“Domestic work is one of the most important tasks in our society, and yet provided with the least protection. This can no longer be accepted,” said ILO spokesperson Anna Engblom.

The ILO has urged Malaysia, Singapore, and Thailand to ratify UN conventions on domestic workers and forced labour, to recognise the skilled nature of domestic work, and ensure migration pathways that did not tie the workers to their employers.

Households in Asia often employ domestic workers – usually women from developing nations such as Indonesia, Myanmar, and the Philippines – to carry out housekeeping tasks including cooking, cleaning, childcare, and gardening, the report said.

Malaysia has faced criticism in recent years following multiple incidents of Indonesian domestic workers being abused in Malaysian households, while several of its companies have been accused of exploiting migrant labourers.

Indonesians make up about 80 per cent of domestic workers in Malaysia, according to the ILO.

Last year, Malaysia and Indonesia signed an agreement to improve protections for domestic workers.

The report says domestic workers play an invaluable role in many societies, providing essential direct and indirect care services to private households.

“As care workers, they work at the foundation of our families, societies and economies,” it says.
However, their contributions have often been undervalued.
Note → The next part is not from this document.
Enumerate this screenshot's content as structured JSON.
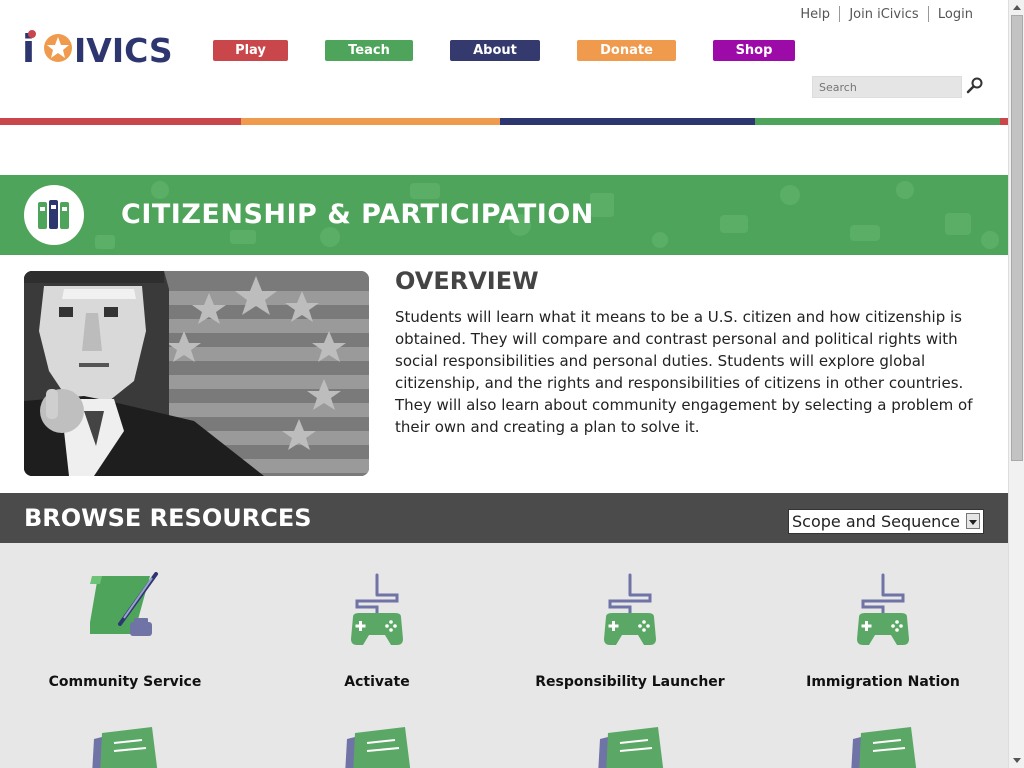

An ILO report, published in 2021 found that 81 per cent of domestic workers were informally employed, due either to gaps in legal coverage or gaps in implementation.

Yet the growing global need for care services means that the demand for domestic workers is likely to grow.